A rising New York staple, by way of the city’s most proven breeding ground, New Jersey native Dick Rizzo’s carved out a space in skating with a style that’s steeped in East Coast heritage and power. Laced up by Huf and part of Quasi’s and Bronze 56K’s eclectic rosters, Rizzo has plenty of funnels for his footage, including a Quasi full-length project that may or not be looming, but will demand attention if it comes to fruition in 2017.
Oskar Rozenberg Hallberg
Oskar Rozenberg Hallberg navigates a unique path in skateboarding, as he’s a competitor on the newly founded Vans Park Series, while being a part of Pontus Alv’s Polar Skateboards, known for their standing as one of the most respected and unique independent, global skate brands. ORH impressed in last year’s perpetual “board brand video of the year,” I like it here inside my mind, don’t wake me this time, and should continue to gain attention and followers in both contest and raw circuits.

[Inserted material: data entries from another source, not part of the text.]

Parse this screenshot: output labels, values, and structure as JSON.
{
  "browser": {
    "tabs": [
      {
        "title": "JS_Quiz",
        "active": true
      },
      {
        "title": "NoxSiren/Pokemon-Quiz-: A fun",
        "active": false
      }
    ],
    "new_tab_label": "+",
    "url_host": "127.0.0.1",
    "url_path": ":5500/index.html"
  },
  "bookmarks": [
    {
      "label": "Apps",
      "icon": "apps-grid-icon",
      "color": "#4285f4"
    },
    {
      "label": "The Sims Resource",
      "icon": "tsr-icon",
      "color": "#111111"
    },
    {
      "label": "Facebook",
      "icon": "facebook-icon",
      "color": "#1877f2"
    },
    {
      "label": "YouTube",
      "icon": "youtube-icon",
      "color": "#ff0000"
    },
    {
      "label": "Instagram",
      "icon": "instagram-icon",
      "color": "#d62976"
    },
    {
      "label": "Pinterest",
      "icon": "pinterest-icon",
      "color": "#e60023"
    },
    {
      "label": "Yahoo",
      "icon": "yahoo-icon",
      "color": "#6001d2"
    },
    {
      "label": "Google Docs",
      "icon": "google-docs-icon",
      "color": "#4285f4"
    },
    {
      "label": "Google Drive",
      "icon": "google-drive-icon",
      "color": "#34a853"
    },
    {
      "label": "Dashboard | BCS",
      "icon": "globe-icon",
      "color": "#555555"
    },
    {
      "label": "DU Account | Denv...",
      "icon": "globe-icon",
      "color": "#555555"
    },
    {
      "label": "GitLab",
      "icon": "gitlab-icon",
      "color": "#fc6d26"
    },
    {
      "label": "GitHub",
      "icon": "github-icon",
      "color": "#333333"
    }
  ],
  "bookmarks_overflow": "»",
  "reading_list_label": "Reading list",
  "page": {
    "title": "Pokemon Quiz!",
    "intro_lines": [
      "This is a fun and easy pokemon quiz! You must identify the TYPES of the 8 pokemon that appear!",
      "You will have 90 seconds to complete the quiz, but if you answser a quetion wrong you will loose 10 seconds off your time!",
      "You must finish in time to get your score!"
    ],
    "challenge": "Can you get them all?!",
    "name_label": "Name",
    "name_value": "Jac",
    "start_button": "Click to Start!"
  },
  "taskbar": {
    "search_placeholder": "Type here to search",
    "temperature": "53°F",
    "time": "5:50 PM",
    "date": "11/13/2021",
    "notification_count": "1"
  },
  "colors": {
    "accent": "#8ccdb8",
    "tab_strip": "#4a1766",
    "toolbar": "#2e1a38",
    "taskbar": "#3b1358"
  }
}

Originally from Portugal, but raised skateboarding in Long Island, NY, Antonio Durao’s career has darted and dashed since breaking in with Girl skateboards, to AM status on Nike SB as well as Eric Koston and Guy Mariano’s upstart Numbers Edition brand. Durao’s already proved his prowess with a loose style that leans as much on precision as fluidity, and with Numbers finally fully formed, he’s primed to produce in 2017.

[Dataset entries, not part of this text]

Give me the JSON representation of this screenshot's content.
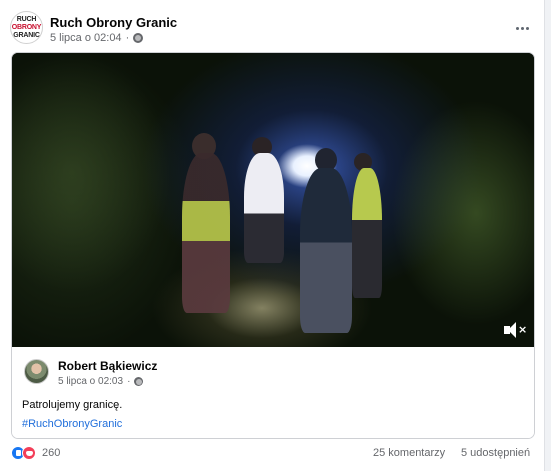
{
  "post": {
    "page_avatar": {
      "line1": "RUCH",
      "line2": "OBRONY",
      "line3": "GRANIC"
    },
    "page_name": "Ruch Obrony Granic",
    "timestamp": "5 lipca o 02:04",
    "privacy_icon": "globe-icon",
    "more_icon": "more-options-icon"
  },
  "shared_post": {
    "video": {
      "description_icon": "muted-speaker-icon"
    },
    "author_name": "Robert Bąkiewicz",
    "timestamp": "5 lipca o 02:03",
    "privacy_icon": "globe-icon",
    "text": "Patrolujemy granicę.",
    "hashtag": "#RuchObronyGranic"
  },
  "footer": {
    "reaction_icons": [
      "like-icon",
      "love-icon"
    ],
    "reaction_count": "260",
    "comments": "25 komentarzy",
    "shares": "5 udostępnień"
  },
  "colors": {
    "link": "#216fdb",
    "meta_text": "#65676b",
    "like": "#1877f2",
    "love": "#f33e58"
  }
}
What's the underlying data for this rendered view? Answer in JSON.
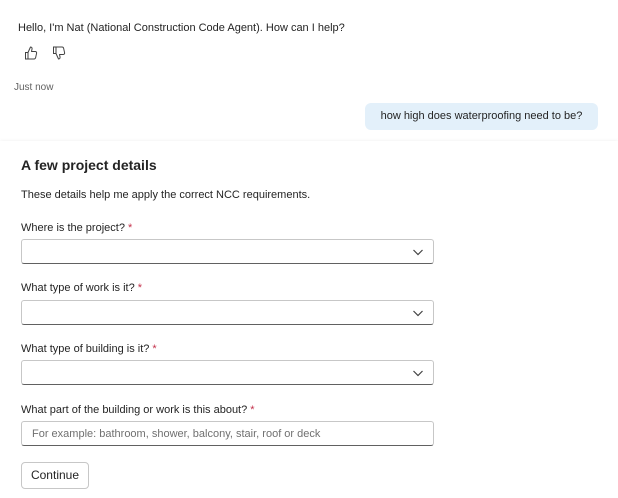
{
  "chat": {
    "bot_message": "Hello, I'm Nat (National Construction Code Agent). How can I help?",
    "timestamp": "Just now",
    "user_message": "how high does waterproofing need to be?",
    "feedback_icons": [
      "thumbs-up-icon",
      "thumbs-down-icon"
    ]
  },
  "form": {
    "title": "A few project details",
    "description": "These details help me apply the correct NCC requirements.",
    "required_marker": "*",
    "fields": [
      {
        "label": "Where is the project?",
        "type": "select",
        "value": ""
      },
      {
        "label": "What type of work is it?",
        "type": "select",
        "value": ""
      },
      {
        "label": "What type of building is it?",
        "type": "select",
        "value": ""
      },
      {
        "label": "What part of the building or work is this about?",
        "type": "text",
        "value": "",
        "placeholder": "For example: bathroom, shower, balcony, stair, roof or deck"
      }
    ],
    "continue_label": "Continue"
  },
  "colors": {
    "user_bubble": "#e3f0fa",
    "required": "#c4314b",
    "text": "#242424"
  }
}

Perhaps the biggest name on the list, Nora Vasconcellos has steadily dominated parks and pools for years, but in 2017, everything is aligning to magnify her skills. While the year is still green, Vasconcellos has already been featured in Welcome’s first full-length, been announced as part of the adidas Skateboarding squad, and put in a charismatic and witty appearance on The Nine Club podcast, proving her personality is as big as her talent.

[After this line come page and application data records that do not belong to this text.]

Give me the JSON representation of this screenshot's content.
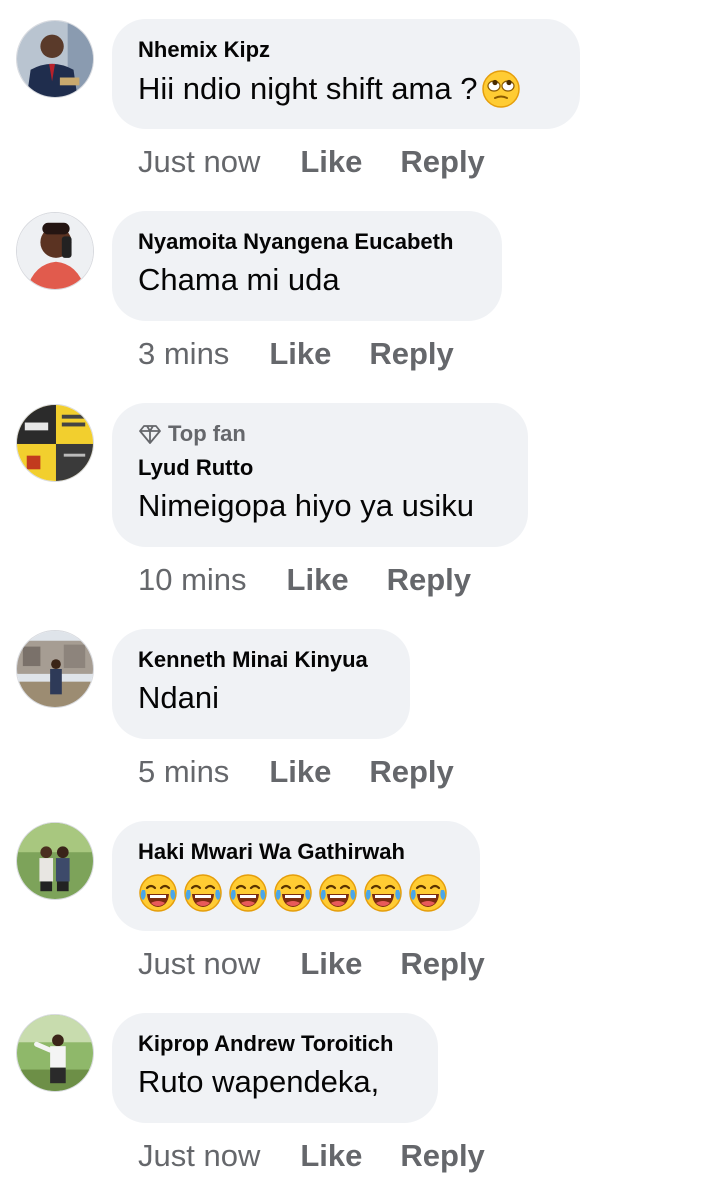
{
  "comments": [
    {
      "name": "Nhemix Kipz",
      "text": "Hii ndio night shift ama ?",
      "time": "Just now",
      "like": "Like",
      "reply": "Reply",
      "emoji": "face-with-rolling-eyes"
    },
    {
      "name": "Nyamoita Nyangena Eucabeth",
      "text": "Chama mi uda",
      "time": "3 mins",
      "like": "Like",
      "reply": "Reply"
    },
    {
      "badge": "Top fan",
      "name": "Lyud Rutto",
      "text": "Nimeigopa hiyo ya usiku",
      "time": "10 mins",
      "like": "Like",
      "reply": "Reply"
    },
    {
      "name": "Kenneth Minai Kinyua",
      "text": "Ndani",
      "time": "5 mins",
      "like": "Like",
      "reply": "Reply"
    },
    {
      "name": "Haki Mwari Wa Gathirwah",
      "text": "",
      "time": "Just now",
      "like": "Like",
      "reply": "Reply",
      "emoji": "face-with-tears-of-joy",
      "emoji_count": 7
    },
    {
      "name": "Kiprop Andrew Toroitich",
      "text": "Ruto wapendeka,",
      "time": "Just now",
      "like": "Like",
      "reply": "Reply"
    }
  ],
  "colors": {
    "bubble": "#f0f2f5",
    "meta": "#65676b",
    "text": "#050505"
  }
}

Born in Arizona, Dashawn Jordan’s been a rising star since he first stepped on a board, age nine. In 2016, he won the coveted number-one spot at Tampa Am, his golden ticket to 2017 SLS Nike SB Pro Open, became the Berrics’ Am of the year, and made a bold move from Element to Sovrn. Burly, technical, smooth, and consistent, Jordan’s demeanor on the board is said to reflect his personality off it. Part of the small, yet focused, Sovrn squad, Jordan’s abilities will continue to refine as he charges into skating’s collective consciousness.
Now in his mid-twenties, Yaje Popson may be the elder statesperson on this list, but, as his colorful name would imply, he’s taken an unconventional path and one that he’s owned (sometimes in orange pants). After battling injury, existential crises, and an obsession with avocados, Popson’s rooted himself back in NYC and expectedly dropped a flurry of footage in 2016. In February, Alien Workshop turned him pro, and with more parts as good as Transworld Skateboarding’s Riddles in Mathematics, expect his footage to continue to be avant, interesting, and infectious.
Member of Alien Workshop 2.0’s Sovereign Sect and the ever growing adidas Skateboarding roster, Frankie Spears upped the spot volume to the sounds of Dinosaur Jr. in his Bigly part last fall. To follow up that solo part, Spears was formally introduced in the recent Broadway Bullet edit for adidas, setting the pace for another giant leap forward in 2017.
Images: Li Yan Wong